“The way that the characters are realised, and so well designed and well written, fleshed out – I think might be one important part of why VII is so perennial.”
I’ve mentioned it twice thus far, but let us now speak of the Scorpion Sentinel; first boss and introduction to big things that want to hit Cloud in the face. As such, a bevy of weapons erupt before you and force liberal use of the dodge function. Still, there’s nothing too bizarre in this particular outing; though the laser that forces you to find shelter behind battlefield debris is a dramatic touch. Scorpion Sentinel is really there to get you accustomed to fighting a large threat, and does a mighty fine job of it. A later robotic threat, Air Buster, iterates upon this initial combat; alternating between a single body and smaller, separate forms. Even so, the most interesting facet of Air Buster occurs before the fight itself, wherein the march towards said foe opens options to weaken them. Once per room/wave of minions, you are able to remove a component from the Air Buster, who is still being prepped for battle. Though unable to completely deplete the robot of its armaments, you can choose to: limit its reaction time, lower its count of powerful ammunition, and mess with its targeting capabilities. Player choice factors in rather heavily as, rather than slightly impact each aspect of the fight, you can instead opt to go all in on hampering one function of the Air Buster. Don’t want it dropping Big Bomber shells? Take away as many as you can. Feel like fighting a slower robot? Dump that AI programming in the bin. You are also able to recover any components you remove, netting yourself some sweet, sweet gil…or a live, military-grade explosive shell. Dealer’s choice.

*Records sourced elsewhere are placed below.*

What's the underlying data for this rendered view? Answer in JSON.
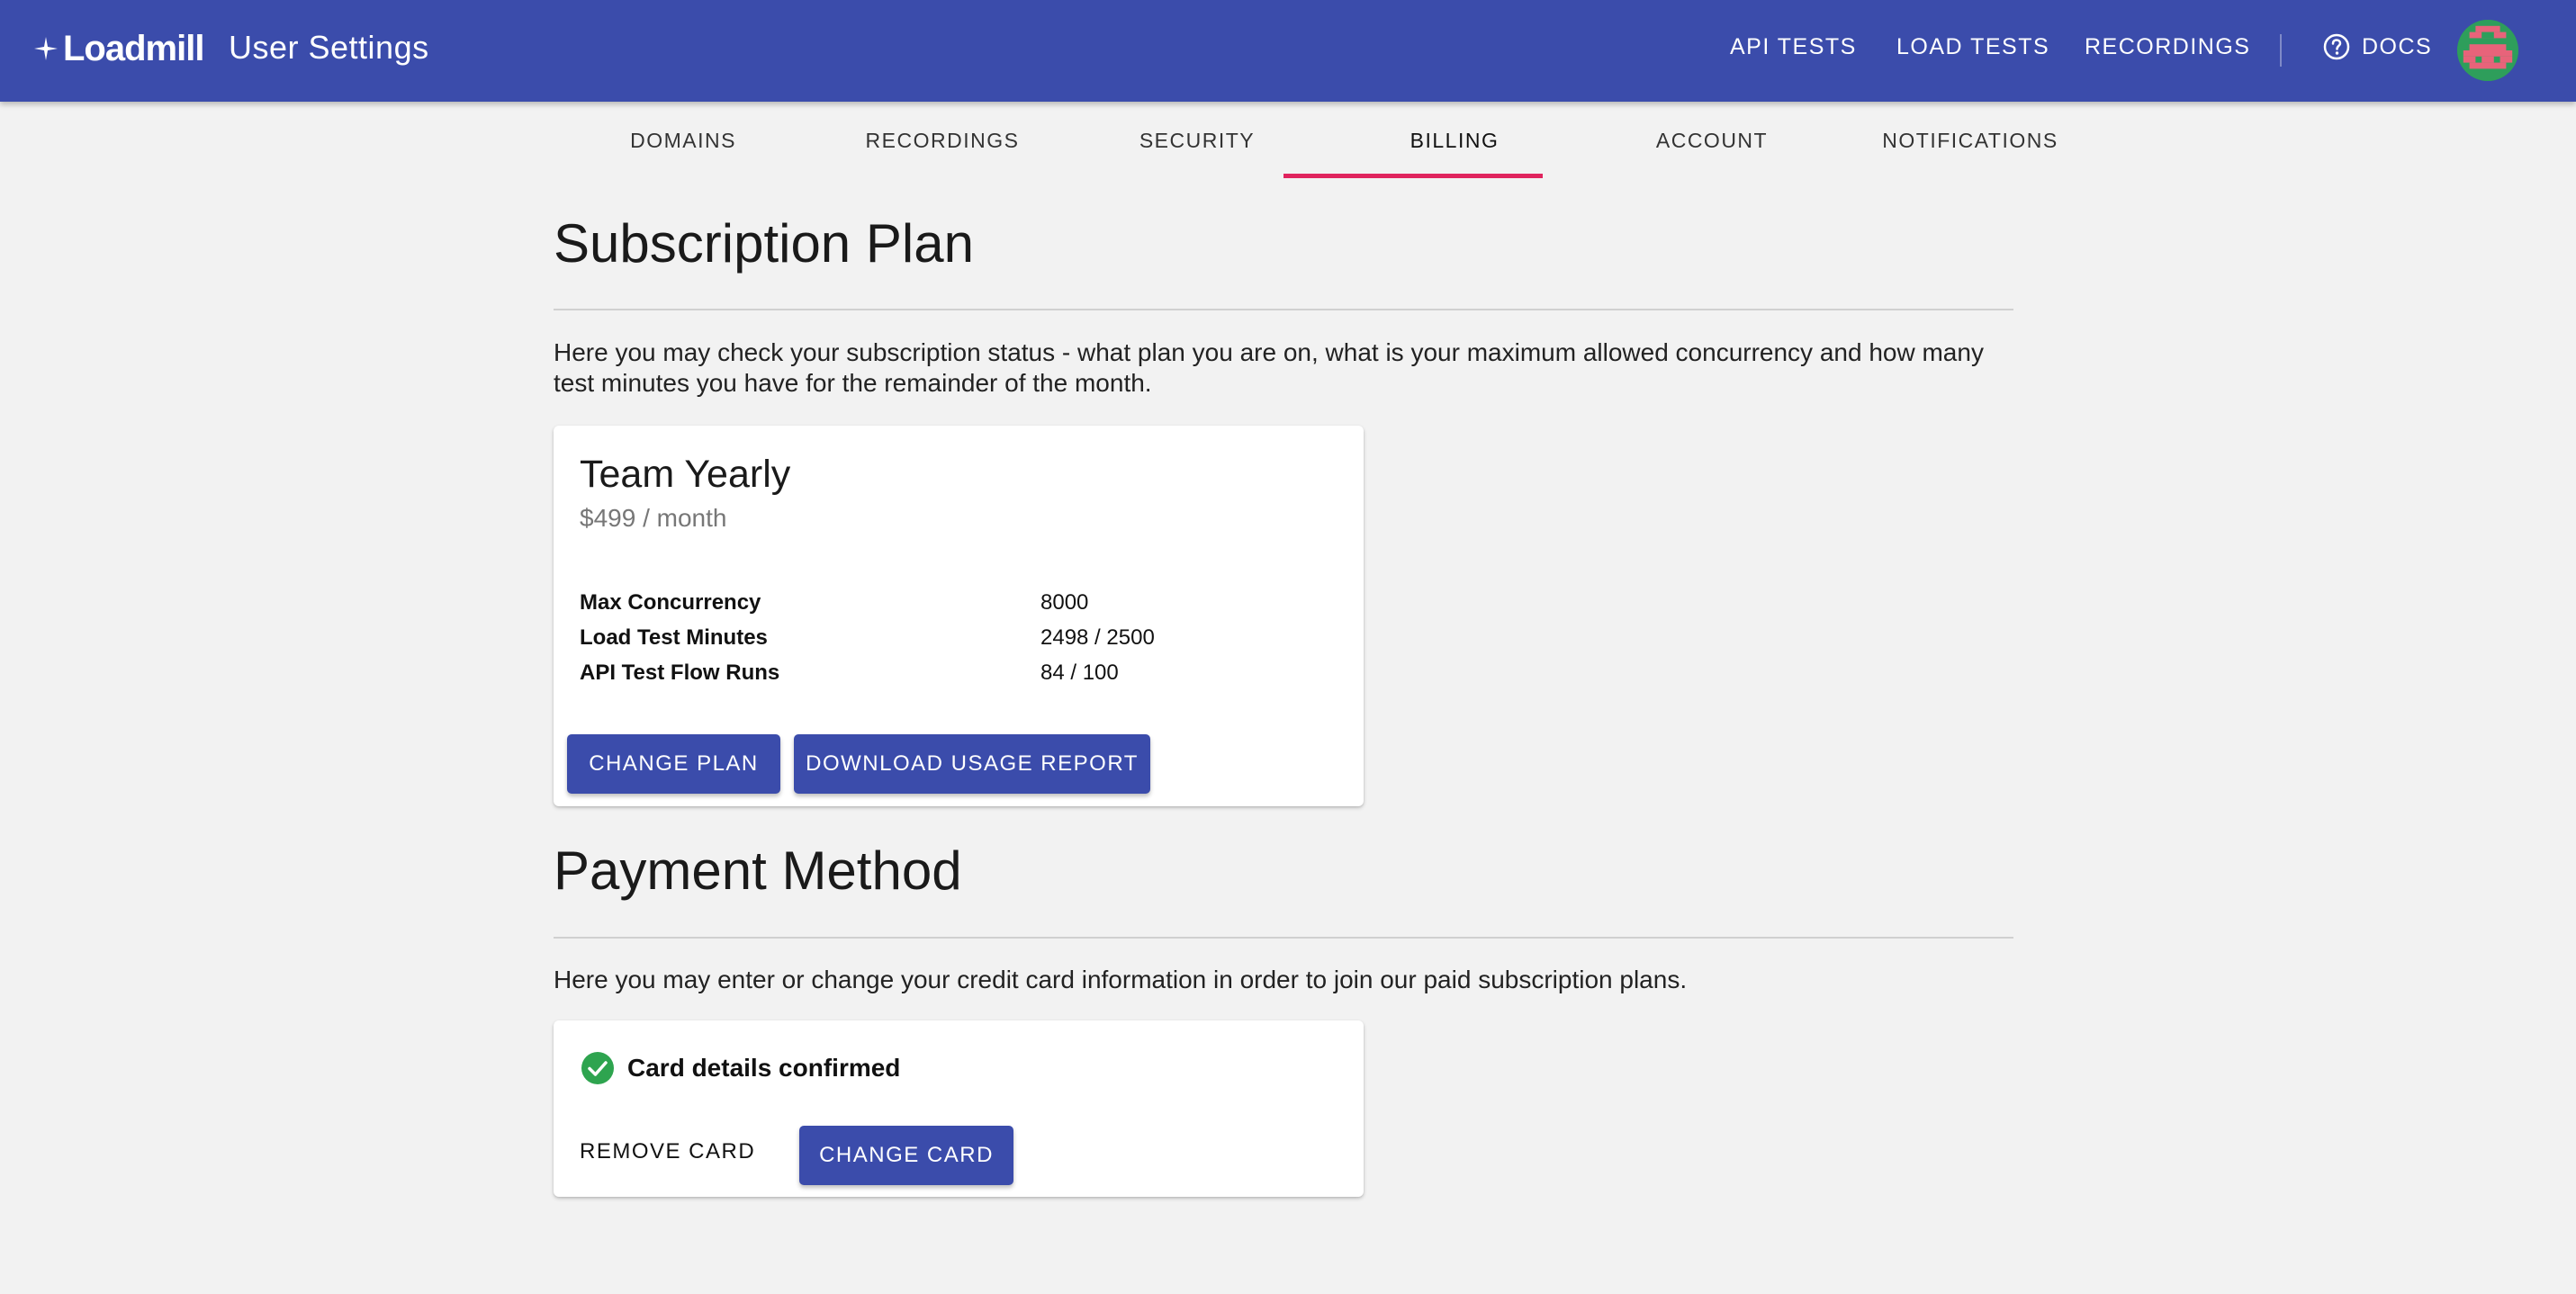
{
  "header": {
    "logo_text": "Loadmill",
    "title": "User Settings",
    "nav": {
      "api_tests": "API TESTS",
      "load_tests": "LOAD TESTS",
      "recordings": "RECORDINGS",
      "docs": "DOCS"
    },
    "brand_color": "#3b4cab"
  },
  "tabs": {
    "items": [
      "DOMAINS",
      "RECORDINGS",
      "SECURITY",
      "BILLING",
      "ACCOUNT",
      "NOTIFICATIONS"
    ],
    "active": "BILLING",
    "indicator_color": "#e0245e"
  },
  "subscription": {
    "heading": "Subscription Plan",
    "description": "Here you may check your subscription status - what plan you are on, what is your maximum allowed concurrency and how many test minutes you have for the remainder of the month.",
    "plan_name": "Team Yearly",
    "price": "$499 / month",
    "details": [
      {
        "key": "Max Concurrency",
        "value": "8000"
      },
      {
        "key": "Load Test Minutes",
        "value": "2498 / 2500"
      },
      {
        "key": "API Test Flow Runs",
        "value": "84 / 100"
      }
    ],
    "change_plan_label": "CHANGE PLAN",
    "download_report_label": "DOWNLOAD USAGE REPORT"
  },
  "payment": {
    "heading": "Payment Method",
    "description": "Here you may enter or change your credit card information in order to join our paid subscription plans.",
    "status": "Card details confirmed",
    "status_color": "#2ea44f",
    "remove_card_label": "REMOVE CARD",
    "change_card_label": "CHANGE CARD"
  }
}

“That’s actually one other reason why we decided to do the remake at this juncture; there are a lot of people out there, younger gamers who would’ve seen Cloud in other games and other products – for example played as him in Smash Bros., or seen him in Dissidia – and they sort of got to know roughly who Cloud and Sephiroth are…but they’ve never played the original. So, to have a chance for them to experience the original story is another big reason why we wanted to do the remake.”

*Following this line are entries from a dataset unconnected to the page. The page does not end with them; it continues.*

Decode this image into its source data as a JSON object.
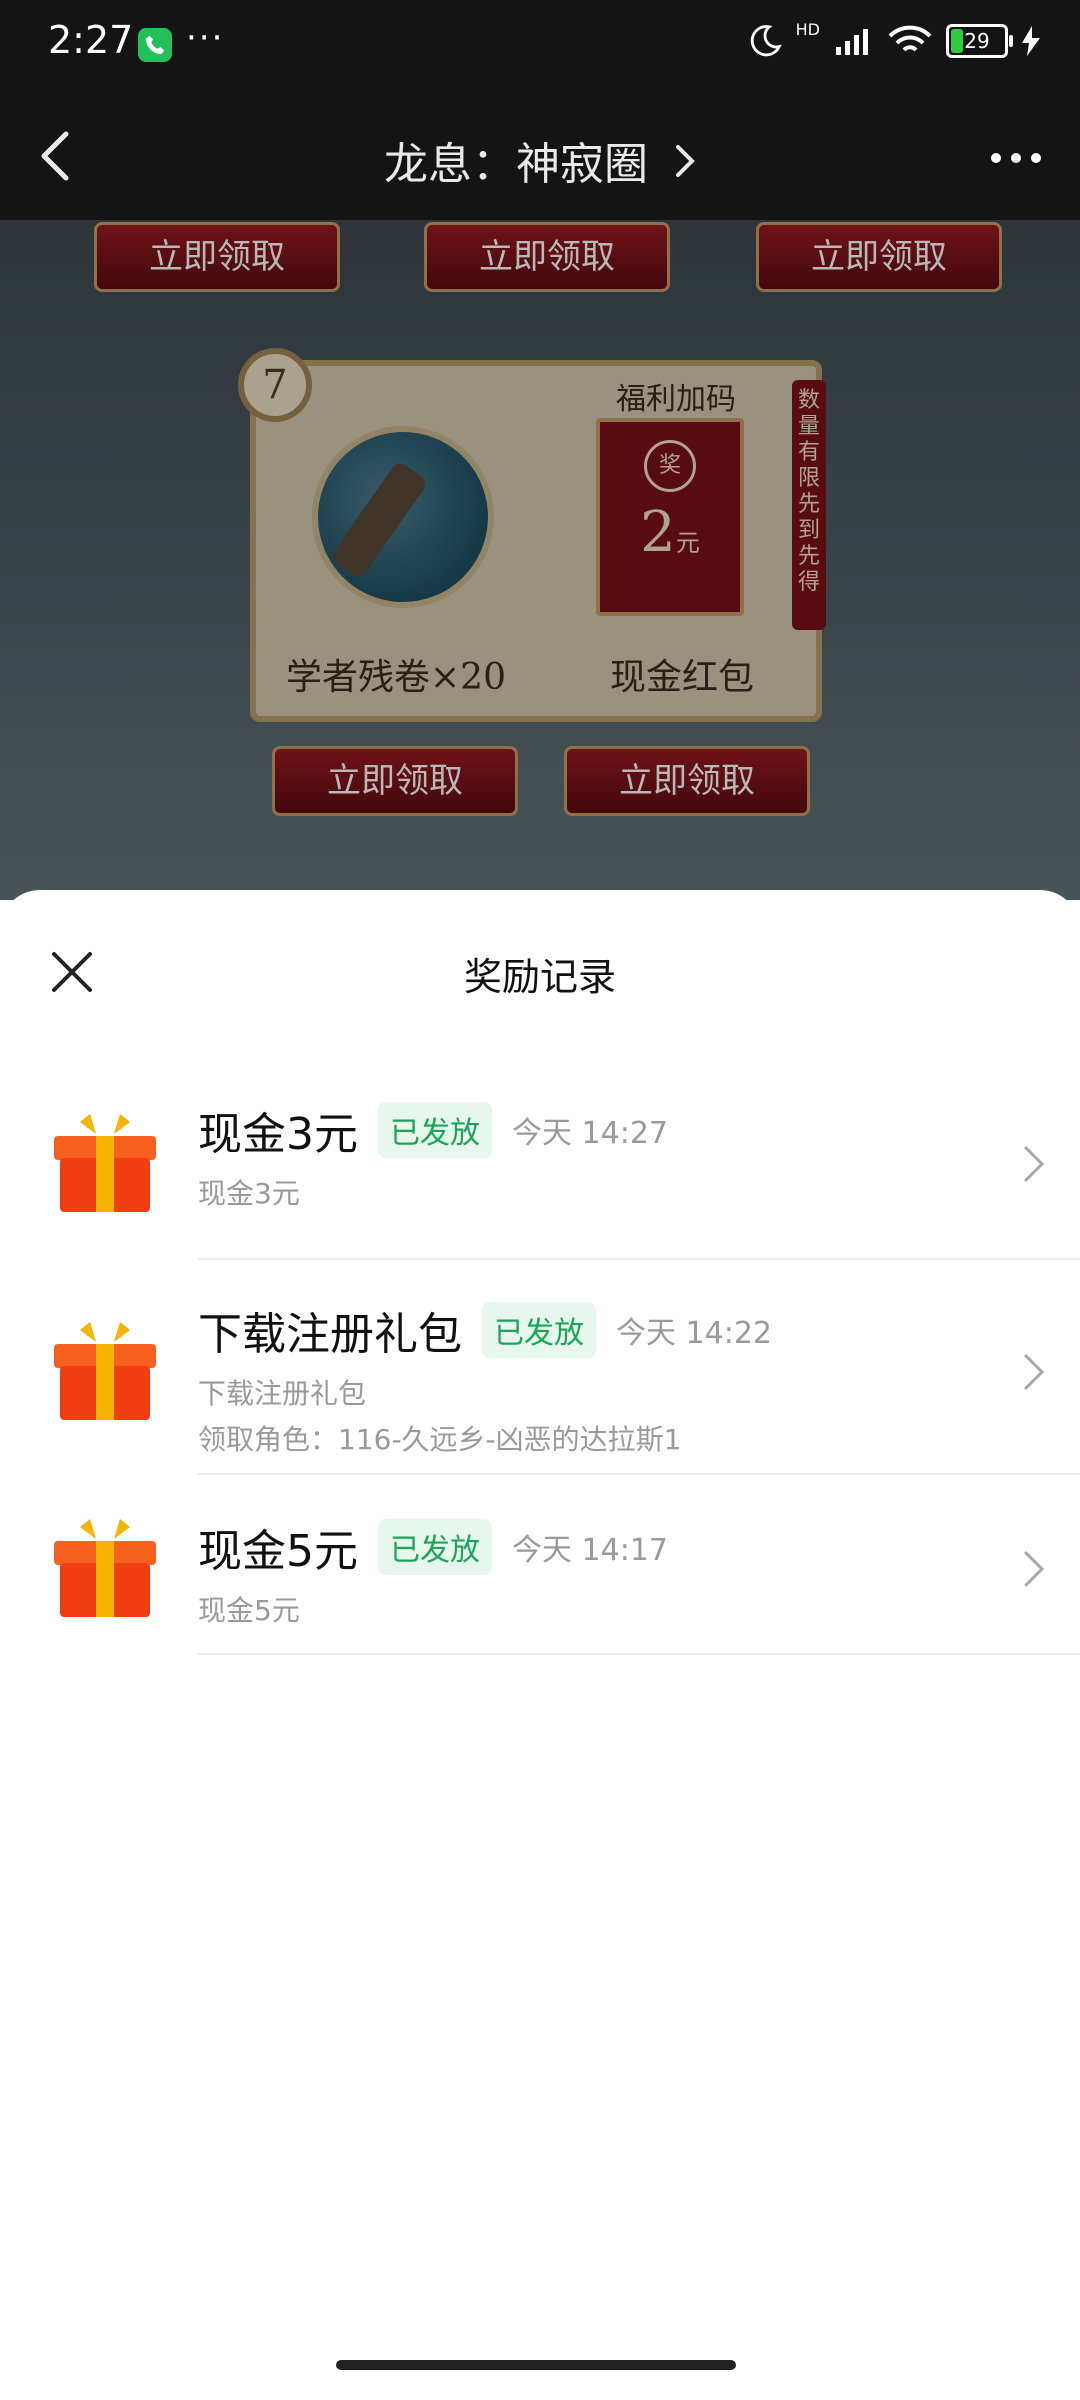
{
  "status": {
    "time": "2:27",
    "more_dots": "···",
    "battery": "29",
    "network": "HD"
  },
  "nav": {
    "title": "龙息：神寂圈"
  },
  "game": {
    "claim_label": "立即领取",
    "card_number": "7",
    "item_label": "学者残卷×20",
    "welfare_title": "福利加码",
    "redpacket_amount": "2",
    "redpacket_unit": "元",
    "redpacket_label": "现金红包",
    "limited_label": "数量有限先到先得",
    "seal_text": "奖"
  },
  "sheet": {
    "title": "奖励记录",
    "records": [
      {
        "title": "现金3元",
        "status": "已发放",
        "time": "今天 14:27",
        "desc": "现金3元",
        "extra": ""
      },
      {
        "title": "下载注册礼包",
        "status": "已发放",
        "time": "今天 14:22",
        "desc": "下载注册礼包",
        "extra": "领取角色：116-久远乡-凶恶的达拉斯1"
      },
      {
        "title": "现金5元",
        "status": "已发放",
        "time": "今天 14:17",
        "desc": "现金5元",
        "extra": ""
      }
    ]
  },
  "colors": {
    "badge_green": "#1aa55a",
    "header_dark": "#141414"
  },
  "icons": [
    "back-icon",
    "chevron-right-icon",
    "more-icon",
    "close-icon",
    "gift-icon",
    "phone-icon",
    "moon-icon",
    "signal-icon",
    "wifi-icon",
    "battery-icon",
    "charging-icon"
  ]
}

And I think that’s about it. I mean, there’s way more to talk about, but these are the points that I really wanted to talk about. The fighting is fun and frenetic, the bosses are big and burly, and the graphics are gorgeous and gratifying. Though my comparatively brief glimpse of the game only truly showcased the terse dynamic between Barret and Cloud, the hints of story and brief appearances of Tifa and Aerith present quite a cinematic tale. I know that isn’t groundbreaking news, but seeing the style of Remake and knowing the impact VII had…I just can’t be anything but excited. Like, Cloud wears a flower in his suspenders if he doesn’t rebuke Aerith when she wants to give him one. And that’s adorable.

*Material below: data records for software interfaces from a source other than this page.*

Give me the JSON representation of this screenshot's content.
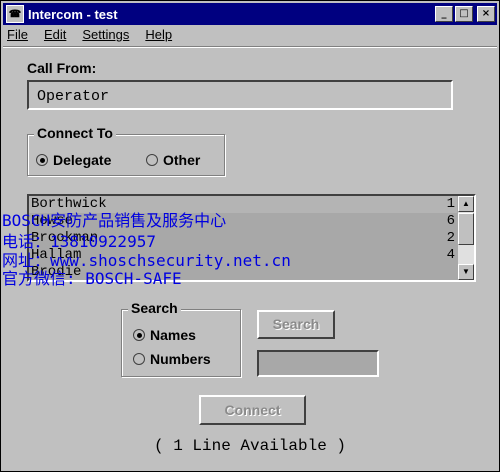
{
  "window": {
    "title": "Intercom - test",
    "app_icon": "intercom-icon",
    "controls": {
      "minimize": "_",
      "maximize": "□",
      "close": "×"
    }
  },
  "menu": [
    "File",
    "Edit",
    "Settings",
    "Help"
  ],
  "call_from": {
    "label": "Call From:",
    "value": "Operator"
  },
  "connect_to": {
    "label": "Connect To",
    "options": [
      "Delegate",
      "Other"
    ],
    "selected": "Delegate"
  },
  "list": {
    "rows": [
      {
        "name": "Borthwick",
        "num": "1"
      },
      {
        "name": "Howse",
        "num": "6"
      },
      {
        "name": "Brookman",
        "num": "2"
      },
      {
        "name": "Hallam",
        "num": "4"
      },
      {
        "name": "Brodie",
        "num": ""
      }
    ],
    "scroll_up": "▲",
    "scroll_down": "▼"
  },
  "search": {
    "label": "Search",
    "options": [
      "Names",
      "Numbers"
    ],
    "selected": "Names",
    "button": "Search",
    "value": ""
  },
  "connect_button": "Connect",
  "status": "( 1 Line Available )",
  "watermark": {
    "line1": "BOSCH安防产品销售及服务中心",
    "line2": "电话：13810922957",
    "line3": "网址：www.shoschsecurity.net.cn",
    "line4": "官方微信: BOSCH-SAFE"
  },
  "colors": {
    "title_bar": "#000080",
    "watermark": "#0000e0"
  }
}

“I’ve really got great memories attached to [the Sector 5 Reactor door unlock minigame]. In the very first Final Fantasy VII, I did all that – the constructing of that scene, the scripting, and everything for it – myself. For the remake, that was actually all me doing that on my own in Unreal 4; doing the scripting, doing all the programming. So yeah, I’ve got a great attachment to that.”